PROBLEM REQUIREMENTS. Each entry is to be given again exactly; drop the images.

··· INFORMATION SHOWN

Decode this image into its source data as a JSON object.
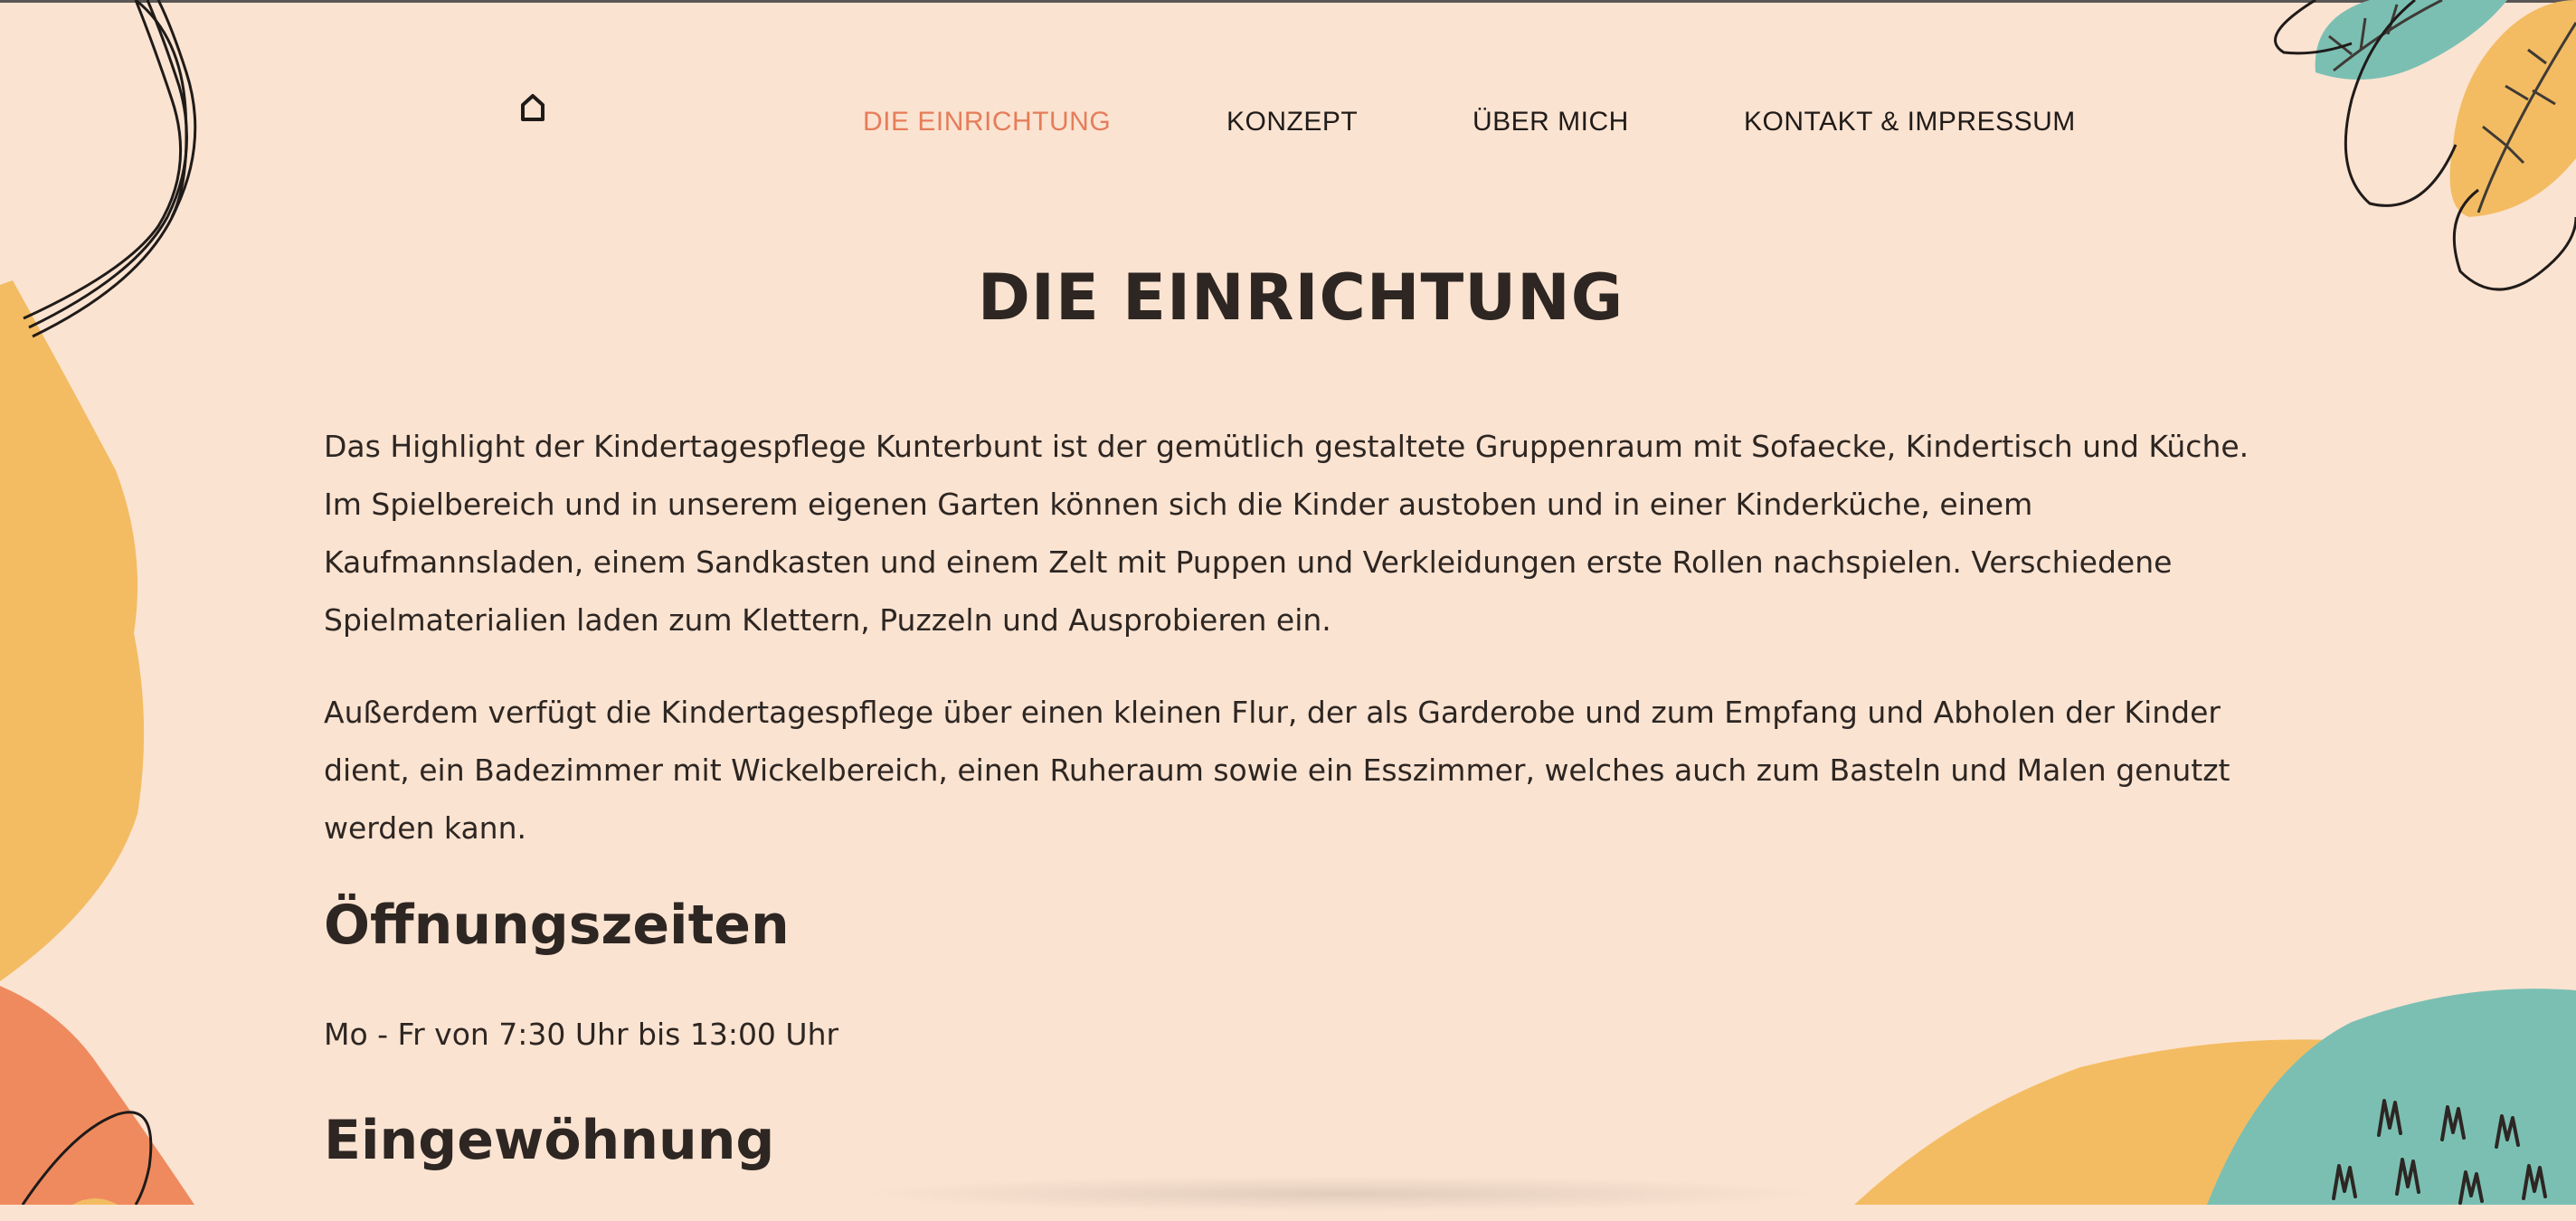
{
  "nav": {
    "home_icon": "home-icon",
    "items": [
      {
        "label": "DIE EINRICHTUNG",
        "active": true
      },
      {
        "label": "KONZEPT",
        "active": false
      },
      {
        "label": "ÜBER MICH",
        "active": false
      },
      {
        "label": "KONTAKT & IMPRESSUM",
        "active": false
      }
    ]
  },
  "page": {
    "title": "DIE EINRICHTUNG",
    "paragraphs": [
      "Das Highlight der Kindertagespflege Kunterbunt ist der gemütlich gestaltete Gruppenraum mit Sofaecke, Kindertisch und Küche. Im Spielbereich und in unserem eigenen Garten können sich die Kinder austoben und in einer Kinderküche, einem Kaufmannsladen, einem Sandkasten und einem Zelt mit Puppen und Verkleidungen erste Rollen nachspielen. Verschiedene Spielmaterialien laden zum Klettern, Puzzeln und Ausprobieren ein.",
      "Außerdem verfügt die Kindertagespflege über einen kleinen Flur, der als Garderobe und zum Empfang und Abholen der Kinder dient, ein Badezimmer mit Wickelbereich, einen Ruheraum sowie ein Esszimmer, welches auch zum Basteln und Malen genutzt werden kann."
    ],
    "opening_heading": "Öffnungszeiten",
    "opening_hours": "Mo - Fr von 7:30 Uhr bis 13:00 Uhr",
    "settling_heading": "Eingewöhnung"
  },
  "colors": {
    "background": "#fbe3d1",
    "accent": "#e57d5a",
    "yellow": "#f3bc62",
    "teal": "#7bbfb3",
    "orange": "#ef8a5f",
    "text": "#2d2622"
  }
}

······

TASK ANSWER.
Decode this image into its source data as a JSON object.
{
  "nav": {
    "home_icon": "home-icon",
    "items": [
      {
        "label": "DIE EINRICHTUNG",
        "active": true
      },
      {
        "label": "KONZEPT",
        "active": false
      },
      {
        "label": "ÜBER MICH",
        "active": false
      },
      {
        "label": "KONTAKT & IMPRESSUM",
        "active": false
      }
    ]
  },
  "page": {
    "title": "DIE EINRICHTUNG",
    "paragraphs": [
      "Das Highlight der Kindertagespflege Kunterbunt ist der gemütlich gestaltete Gruppenraum mit Sofaecke, Kindertisch und Küche. Im Spielbereich und in unserem eigenen Garten können sich die Kinder austoben und in einer Kinderküche, einem Kaufmannsladen, einem Sandkasten und einem Zelt mit Puppen und Verkleidungen erste Rollen nachspielen. Verschiedene Spielmaterialien laden zum Klettern, Puzzeln und Ausprobieren ein.",
      "Außerdem verfügt die Kindertagespflege über einen kleinen Flur, der als Garderobe und zum Empfang und Abholen der Kinder dient, ein Badezimmer mit Wickelbereich, einen Ruheraum sowie ein Esszimmer, welches auch zum Basteln und Malen genutzt werden kann."
    ],
    "opening_heading": "Öffnungszeiten",
    "opening_hours": "Mo - Fr von 7:30 Uhr bis 13:00 Uhr",
    "settling_heading": "Eingewöhnung"
  },
  "colors": {
    "background": "#fbe3d1",
    "accent": "#e57d5a",
    "yellow": "#f3bc62",
    "teal": "#7bbfb3",
    "orange": "#ef8a5f",
    "text": "#2d2622"
  }
}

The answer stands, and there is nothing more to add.